Complimentary to these design improvements, that benefit the player’s ability to produce all manner of tone, the Yamaha also beats the competition hands, arms and legs down from the point of view of manufacturing. Without wanting to point fingers there are various points on the learned opposition which could be improved upon, nothing major but little niggles that needn’t be present. Why should the joints get stuck together after a month or two, why should cheaper cork equivalent be used that falls off easily, why should we cope with the slight tuning foibles that are present, you get the idea.


Should we all rush out and buy a new CSG-III? Well you’re more than welcome to…but seriously if you teach or even pass on recommendations through your own experience we would strongly recommend you come and try these, if only to get your info up to date.  If you’re looking into buying a pro clarinet at the moment and have heard about the R13 but not thought about Yamaha then you should also check them out, it could be what you’re looking for. REVIEW BELOW…

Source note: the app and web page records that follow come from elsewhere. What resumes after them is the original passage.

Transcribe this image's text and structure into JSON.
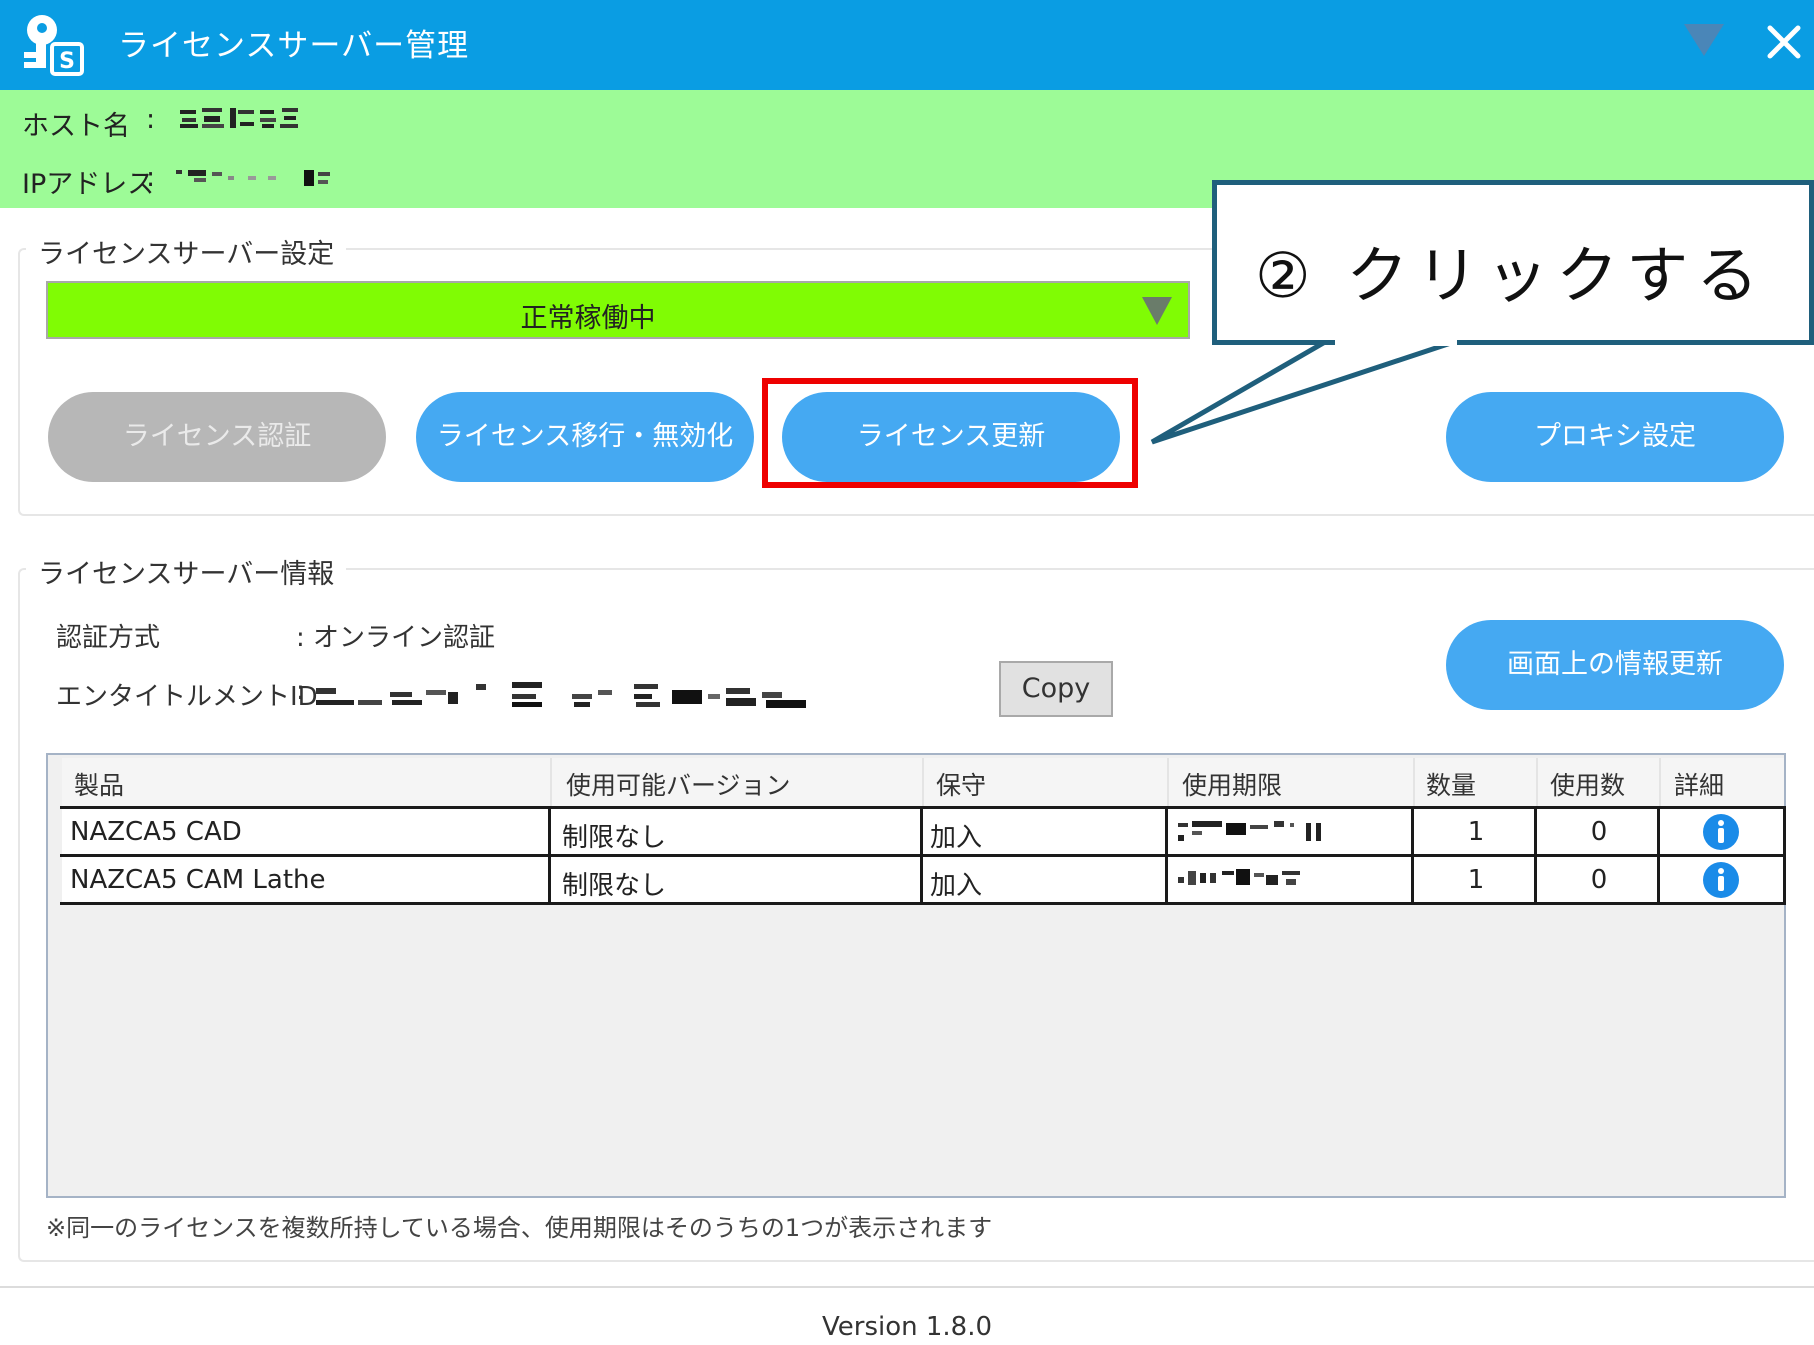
{
  "window": {
    "title": "ライセンスサーバー管理",
    "app_icon": "key-s-icon",
    "menu_icon": "triangle-down-icon",
    "close_icon": "close-icon"
  },
  "host": {
    "hostname_label": "ホスト名",
    "ip_label": "IPアドレス",
    "separator": ":"
  },
  "server_settings": {
    "legend": "ライセンスサーバー設定",
    "status": "正常稼働中",
    "buttons": {
      "certify": "ライセンス認証",
      "migrate": "ライセンス移行・無効化",
      "renew": "ライセンス更新",
      "proxy": "プロキシ設定"
    }
  },
  "callout": {
    "text": "② クリックする"
  },
  "server_info": {
    "legend": "ライセンスサーバー情報",
    "auth_label": "認証方式",
    "auth_value": ": オンライン認証",
    "entitlement_label": "エンタイトルメントID",
    "entitlement_sep": ":",
    "copy_label": "Copy",
    "refresh_label": "画面上の情報更新"
  },
  "table": {
    "headers": [
      "製品",
      "使用可能バージョン",
      "保守",
      "使用期限",
      "数量",
      "使用数",
      "詳細"
    ],
    "rows": [
      {
        "product": "NAZCA5 CAD",
        "version": "制限なし",
        "maintenance": "加入",
        "quantity": "1",
        "used": "0"
      },
      {
        "product": "NAZCA5 CAM Lathe",
        "version": "制限なし",
        "maintenance": "加入",
        "quantity": "1",
        "used": "0"
      }
    ]
  },
  "note": "※同一のライセンスを複数所持している場合、使用期限はそのうちの1つが表示されます",
  "version": "Version 1.8.0",
  "colors": {
    "titlebar": "#0a9de3",
    "host_band": "#9dfb97",
    "status_green": "#80fc04",
    "button_blue": "#45a9f2",
    "highlight_red": "#ee0000",
    "callout_border": "#1f5f7c",
    "info_icon": "#1a8be8"
  }
}
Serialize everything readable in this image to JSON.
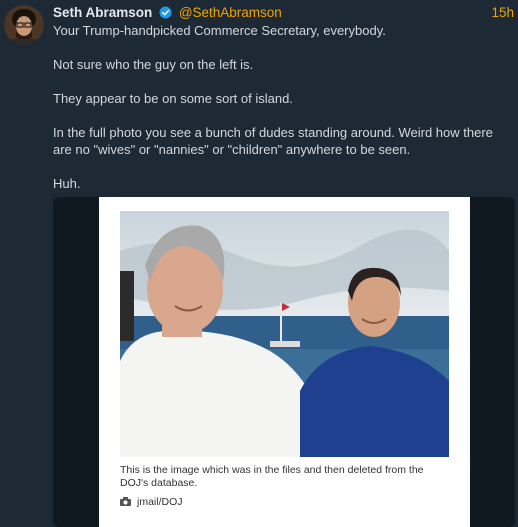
{
  "post": {
    "author_name": "Seth Abramson",
    "handle": "@SethAbramson",
    "timestamp": "15h",
    "paragraphs": [
      "Your Trump-handpicked Commerce Secretary, everybody.",
      "Not sure who the guy on the left is.",
      "They appear to be on some sort of island.",
      "In the full photo you see a bunch of dudes standing around. Weird how there are no \"wives\" or \"nannies\" or \"children\" anywhere to be seen.",
      "Huh."
    ]
  },
  "embed": {
    "caption": "This is the image which was in the files and then deleted from the DOJ's database.",
    "credit": "jmail/DOJ"
  },
  "colors": {
    "background": "#1d2a36",
    "accent": "#f0a500",
    "verified": "#1d9bf0"
  },
  "icons": {
    "verified": "verified-badge-icon",
    "camera": "camera-icon"
  }
}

Yamaha YCL-CSGIII REVIEW – Prof Anton Weinberg

“I have just tested the new Yamaha CSGIII clarinet. The result is as I would have expected, expecially with Michael Collins acting as an adviser for the new design. The tone is full, round and rich and has the attributes of an excellent R13 without some of the problems. The high thumb C is a peach and there are no veiled notes on the instrument at all.”

“A mixture of cork and leather pads are used and similarly ‘shaped’ keys are placed in advantageous positions. There is the extra Eb/Ab key but for the first time on any instrument it does not get in the way. Equally the raised finger hole on the left hand C/G is excellently placed and there is a raised finish on either end of the left hand little finger C# tone hole, water is therefore discouraged from entering.”

“The quality of the wood is really impressive and two barrels are provided of different length. Lastly intonation is impeccable.”

“If I had any criticisms I would have added that Yamaha might have been more insightful as to current trends in mouthpiece chamber design. Instead they supply the standard ebonite mouthpiece that they have manufactured for some time.”

“Initially I was of the view that the new Selmer Privilege was probably the only clarinet that might be a threat to the R13 dominance (although it’s higher pricing makes that harder for people to attain), but this Yamaha CSGIII is a serious contender and ends the usual criticisms, of a lack of projection with little individual character, that used to be levelled at pro Yamaha clarinets.”

Michael Collins VIDEO on the Yamaha YCL-CSGIII Lever Key Model Clarinets